TRY IT = Skip the pictures. Output only the lines below starting at the line with "Decode this image" and ending at the line with "What's the underlying", both ends included, exactly as they are.

RECORDED INFORMATION =

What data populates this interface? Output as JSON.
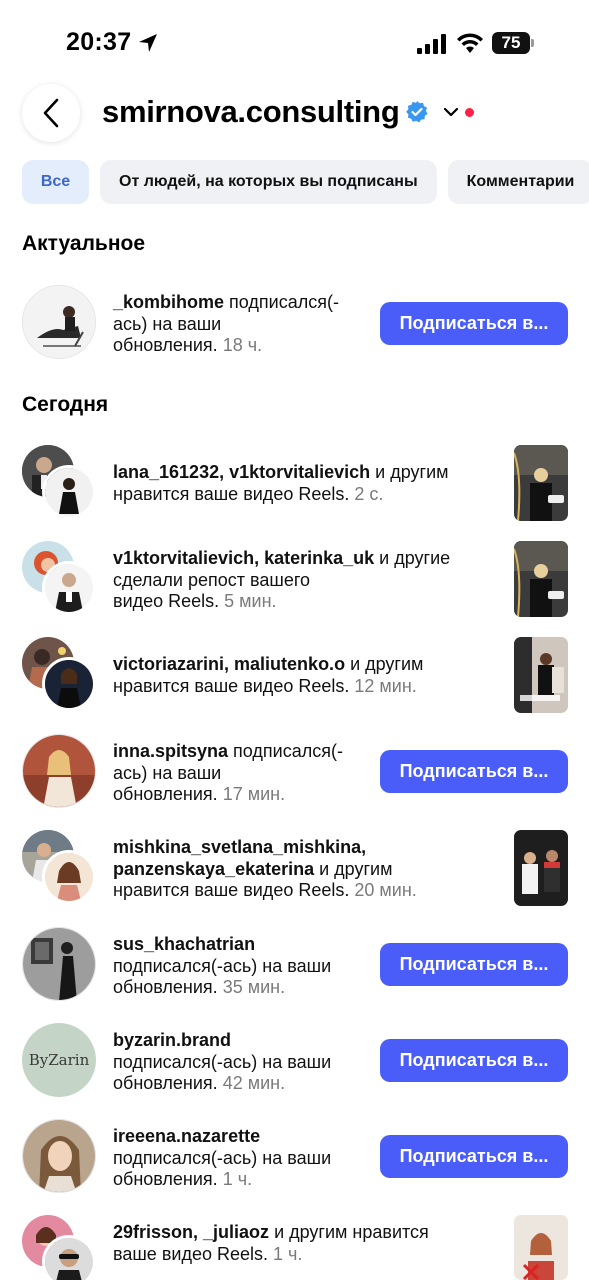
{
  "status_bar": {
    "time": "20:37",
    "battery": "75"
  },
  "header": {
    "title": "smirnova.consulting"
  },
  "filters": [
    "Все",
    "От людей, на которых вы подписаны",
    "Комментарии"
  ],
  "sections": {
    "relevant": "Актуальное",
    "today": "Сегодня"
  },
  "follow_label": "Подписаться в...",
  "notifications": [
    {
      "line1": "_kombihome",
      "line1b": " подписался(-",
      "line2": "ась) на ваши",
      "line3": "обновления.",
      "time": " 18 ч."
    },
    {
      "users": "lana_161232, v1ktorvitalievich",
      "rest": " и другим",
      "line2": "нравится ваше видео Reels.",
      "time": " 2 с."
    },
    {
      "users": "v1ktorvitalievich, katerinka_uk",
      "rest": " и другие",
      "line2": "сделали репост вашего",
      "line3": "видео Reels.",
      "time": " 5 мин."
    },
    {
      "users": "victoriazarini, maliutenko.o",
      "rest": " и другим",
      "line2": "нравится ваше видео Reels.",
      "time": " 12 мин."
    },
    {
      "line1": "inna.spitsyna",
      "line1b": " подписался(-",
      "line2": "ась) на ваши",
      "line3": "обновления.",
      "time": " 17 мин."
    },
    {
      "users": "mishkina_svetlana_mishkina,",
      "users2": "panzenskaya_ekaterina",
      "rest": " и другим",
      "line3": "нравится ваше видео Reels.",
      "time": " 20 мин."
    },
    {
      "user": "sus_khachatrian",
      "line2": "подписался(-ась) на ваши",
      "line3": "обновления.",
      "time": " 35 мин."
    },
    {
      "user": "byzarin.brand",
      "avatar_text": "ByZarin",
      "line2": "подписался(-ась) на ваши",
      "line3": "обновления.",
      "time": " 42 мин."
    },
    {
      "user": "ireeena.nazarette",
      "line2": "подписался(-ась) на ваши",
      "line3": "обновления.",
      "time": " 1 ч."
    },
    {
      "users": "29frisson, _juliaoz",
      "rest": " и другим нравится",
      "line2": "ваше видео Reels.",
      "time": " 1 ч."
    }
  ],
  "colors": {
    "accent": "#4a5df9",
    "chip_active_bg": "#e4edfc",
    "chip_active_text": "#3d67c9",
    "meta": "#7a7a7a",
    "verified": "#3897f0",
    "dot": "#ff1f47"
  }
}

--

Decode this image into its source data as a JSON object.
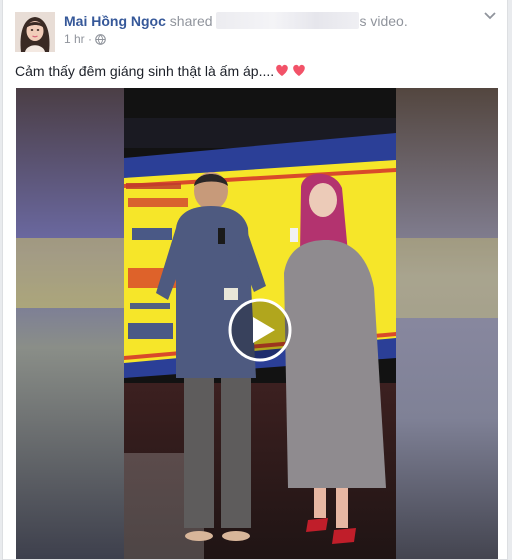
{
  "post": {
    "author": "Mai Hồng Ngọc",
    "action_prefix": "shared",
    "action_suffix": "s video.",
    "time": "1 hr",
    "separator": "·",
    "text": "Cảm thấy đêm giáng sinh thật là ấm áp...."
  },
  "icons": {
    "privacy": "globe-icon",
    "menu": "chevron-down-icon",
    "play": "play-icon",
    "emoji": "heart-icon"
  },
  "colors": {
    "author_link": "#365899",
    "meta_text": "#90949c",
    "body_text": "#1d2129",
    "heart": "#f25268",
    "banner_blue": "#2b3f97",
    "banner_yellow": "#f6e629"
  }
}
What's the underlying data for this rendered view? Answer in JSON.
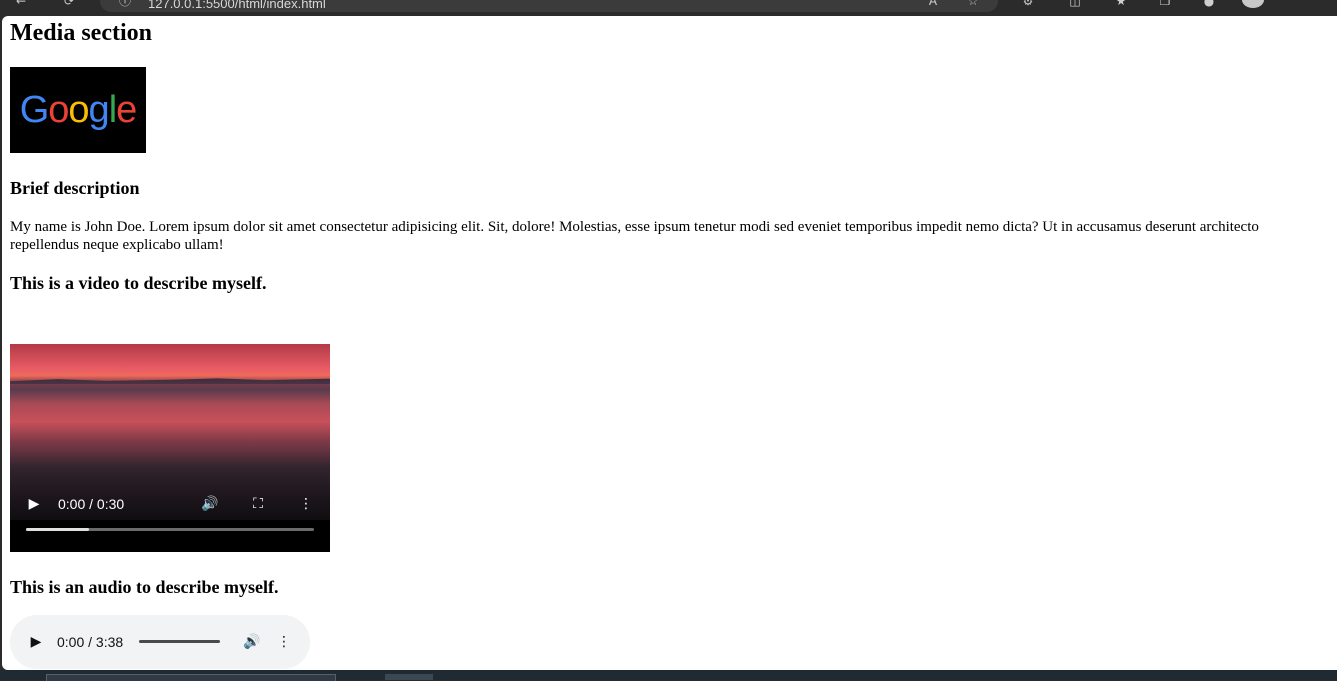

TASK RESULT =
Decode this image into its source data as a JSON object.
{
  "post": {
    "author": "Mai Hồng Ngọc",
    "action_prefix": "shared",
    "action_suffix": "s video.",
    "time": "1 hr",
    "separator": "·",
    "text": "Cảm thấy đêm giáng sinh thật là ấm áp...."
  },
  "icons": {
    "privacy": "globe-icon",
    "menu": "chevron-down-icon",
    "play": "play-icon",
    "emoji": "heart-icon"
  },
  "colors": {
    "author_link": "#365899",
    "meta_text": "#90949c",
    "body_text": "#1d2129",
    "heart": "#f25268",
    "banner_blue": "#2b3f97",
    "banner_yellow": "#f6e629"
  }
}
What's the underlying data for this rendered view? Answer in JSON.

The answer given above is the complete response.